Return the full set of records, matching them character for character.

[Web page and app entries]
────────────────

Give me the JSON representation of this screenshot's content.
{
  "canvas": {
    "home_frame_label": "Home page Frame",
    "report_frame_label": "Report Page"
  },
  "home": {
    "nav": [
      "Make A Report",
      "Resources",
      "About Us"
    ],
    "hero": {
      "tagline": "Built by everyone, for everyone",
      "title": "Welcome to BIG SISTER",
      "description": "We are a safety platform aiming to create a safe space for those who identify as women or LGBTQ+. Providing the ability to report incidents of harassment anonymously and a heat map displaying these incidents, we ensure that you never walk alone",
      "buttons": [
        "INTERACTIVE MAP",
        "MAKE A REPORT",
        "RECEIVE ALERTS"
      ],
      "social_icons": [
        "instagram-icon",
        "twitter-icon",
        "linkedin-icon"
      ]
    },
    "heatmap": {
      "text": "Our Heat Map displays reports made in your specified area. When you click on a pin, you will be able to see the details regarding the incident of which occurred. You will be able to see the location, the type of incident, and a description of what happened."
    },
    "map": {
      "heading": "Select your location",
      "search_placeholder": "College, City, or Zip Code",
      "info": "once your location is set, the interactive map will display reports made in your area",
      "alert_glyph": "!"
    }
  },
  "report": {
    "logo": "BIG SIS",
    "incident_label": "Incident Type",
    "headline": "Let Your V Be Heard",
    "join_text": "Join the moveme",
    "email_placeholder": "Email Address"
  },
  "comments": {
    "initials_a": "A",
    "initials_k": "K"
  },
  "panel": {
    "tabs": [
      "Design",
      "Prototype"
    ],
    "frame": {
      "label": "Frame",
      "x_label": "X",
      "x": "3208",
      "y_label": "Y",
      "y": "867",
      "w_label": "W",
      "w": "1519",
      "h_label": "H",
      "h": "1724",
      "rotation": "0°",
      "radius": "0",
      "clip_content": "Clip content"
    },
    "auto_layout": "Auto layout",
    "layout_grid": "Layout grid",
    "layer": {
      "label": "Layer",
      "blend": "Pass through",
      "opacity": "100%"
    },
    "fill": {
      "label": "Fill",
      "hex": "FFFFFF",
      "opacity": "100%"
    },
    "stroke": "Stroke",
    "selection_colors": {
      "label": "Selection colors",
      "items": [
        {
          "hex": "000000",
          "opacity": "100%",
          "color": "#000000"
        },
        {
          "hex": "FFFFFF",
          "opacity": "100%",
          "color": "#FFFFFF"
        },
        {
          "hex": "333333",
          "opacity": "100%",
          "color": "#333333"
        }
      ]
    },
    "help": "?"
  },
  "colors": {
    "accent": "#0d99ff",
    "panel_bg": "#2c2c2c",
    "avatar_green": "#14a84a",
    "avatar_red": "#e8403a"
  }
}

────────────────

=== ANSWER TO THE EXERCISE ===
Give me the JSON representation of this screenshot's content.
{
  "canvas": {
    "home_frame_label": "Home page Frame",
    "report_frame_label": "Report Page"
  },
  "home": {
    "nav": [
      "Make A Report",
      "Resources",
      "About Us"
    ],
    "hero": {
      "tagline": "Built by everyone, for everyone",
      "title": "Welcome to BIG SISTER",
      "description": "We are a safety platform aiming to create a safe space for those who identify as women or LGBTQ+. Providing the ability to report incidents of harassment anonymously and a heat map displaying these incidents, we ensure that you never walk alone",
      "buttons": [
        "INTERACTIVE MAP",
        "MAKE A REPORT",
        "RECEIVE ALERTS"
      ],
      "social_icons": [
        "instagram-icon",
        "twitter-icon",
        "linkedin-icon"
      ]
    },
    "heatmap": {
      "text": "Our Heat Map displays reports made in your specified area. When you click on a pin, you will be able to see the details regarding the incident of which occurred. You will be able to see the location, the type of incident, and a description of what happened."
    },
    "map": {
      "heading": "Select your location",
      "search_placeholder": "College, City, or Zip Code",
      "info": "once your location is set, the interactive map will display reports made in your area",
      "alert_glyph": "!"
    }
  },
  "report": {
    "logo": "BIG SIS",
    "incident_label": "Incident Type",
    "headline": "Let Your V Be Heard",
    "join_text": "Join the moveme",
    "email_placeholder": "Email Address"
  },
  "comments": {
    "initials_a": "A",
    "initials_k": "K"
  },
  "panel": {
    "tabs": [
      "Design",
      "Prototype"
    ],
    "frame": {
      "label": "Frame",
      "x_label": "X",
      "x": "3208",
      "y_label": "Y",
      "y": "867",
      "w_label": "W",
      "w": "1519",
      "h_label": "H",
      "h": "1724",
      "rotation": "0°",
      "radius": "0",
      "clip_content": "Clip content"
    },
    "auto_layout": "Auto layout",
    "layout_grid": "Layout grid",
    "layer": {
      "label": "Layer",
      "blend": "Pass through",
      "opacity": "100%"
    },
    "fill": {
      "label": "Fill",
      "hex": "FFFFFF",
      "opacity": "100%"
    },
    "stroke": "Stroke",
    "selection_colors": {
      "label": "Selection colors",
      "items": [
        {
          "hex": "000000",
          "opacity": "100%",
          "color": "#000000"
        },
        {
          "hex": "FFFFFF",
          "opacity": "100%",
          "color": "#FFFFFF"
        },
        {
          "hex": "333333",
          "opacity": "100%",
          "color": "#333333"
        }
      ]
    },
    "help": "?"
  },
  "colors": {
    "accent": "#0d99ff",
    "panel_bg": "#2c2c2c",
    "avatar_green": "#14a84a",
    "avatar_red": "#e8403a"
  }
}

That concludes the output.